Under current legislation, if a parent is notified (other than via the NHS smartphone app) that their child has to self-isolate for 14 days, the child is not permitted to visit a parent with whom the child does not usually live during the period of isolation.
The issue of whether a child can visit a parent who is self-isolating has not yet been decided in the Family Court. Based on the approach of the Family Court in the case mentioned above in relation to quarantine, it is unlikely that the Court would permit a child to visit a parent who is self-isolating as it puts the child at risk of being infected.
How should parents generally approach child arrangements during the pandemic?
The aim should be to maintain the routine set out in childcare arrangements already in place, whether that be an informal agreement or a Court order, as long as those arrangement comply with the government guidelines in place.
Parents ought to have a pragmatic and common sense approach to any extra days children have with one parent as a result of complying with rules relating to self-isolation or quarantine.
Parents should seek, insofar as is possible, to keep themselves up-to-date with the rules and restrictions that apply to them (in whichever countries they are living or travelling to) and be prepared to adapt arrangements accordingly, whilst keeping disruption to children's lives to a minimum.

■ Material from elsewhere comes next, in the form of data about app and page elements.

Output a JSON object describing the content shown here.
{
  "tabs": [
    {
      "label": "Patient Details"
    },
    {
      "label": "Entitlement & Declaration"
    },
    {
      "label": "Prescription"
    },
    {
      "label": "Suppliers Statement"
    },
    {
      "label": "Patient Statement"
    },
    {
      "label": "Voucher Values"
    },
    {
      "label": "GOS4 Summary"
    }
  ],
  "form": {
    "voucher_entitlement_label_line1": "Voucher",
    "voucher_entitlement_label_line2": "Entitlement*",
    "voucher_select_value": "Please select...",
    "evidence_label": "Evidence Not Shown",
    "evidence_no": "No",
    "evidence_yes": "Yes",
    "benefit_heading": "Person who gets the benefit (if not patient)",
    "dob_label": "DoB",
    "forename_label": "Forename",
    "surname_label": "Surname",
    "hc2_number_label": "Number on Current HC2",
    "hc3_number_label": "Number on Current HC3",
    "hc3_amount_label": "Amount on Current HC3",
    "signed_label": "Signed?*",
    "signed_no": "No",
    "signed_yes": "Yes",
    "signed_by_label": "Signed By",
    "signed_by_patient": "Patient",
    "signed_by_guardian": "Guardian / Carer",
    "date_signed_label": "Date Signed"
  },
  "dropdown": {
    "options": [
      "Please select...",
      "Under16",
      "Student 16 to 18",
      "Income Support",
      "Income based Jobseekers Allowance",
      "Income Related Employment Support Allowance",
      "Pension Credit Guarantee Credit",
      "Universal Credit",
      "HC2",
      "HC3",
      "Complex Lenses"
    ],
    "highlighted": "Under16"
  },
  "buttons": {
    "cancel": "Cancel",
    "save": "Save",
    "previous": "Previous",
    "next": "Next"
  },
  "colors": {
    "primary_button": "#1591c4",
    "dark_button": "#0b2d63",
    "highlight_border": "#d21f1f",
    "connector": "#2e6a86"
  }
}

It is beneficial for children if parents are consistent with their approach to COVID-19, particularly in relation to complying with government guidance relating to social distancing and recommendations with regards to hygiene.
Where one parent is self-isolating and children are unable to spend time with that parent, the other parents may consider facilitating contact and communication via video calls. Although it is preferable to make up any missed time, parents shouldn't become overly fixated on calculating numbers of days or hours.
What if parents can't agree how to adapt shared childcare arrangements to changing circumstances caused by the pandemic?
If agreement cannot be reached, parents may require a mediator or another third party to assist with agreeing a suitable and fair arrangement. As a last resort, parents may need to make a court application. The family courts are open, albeit most hearings are being held remotely.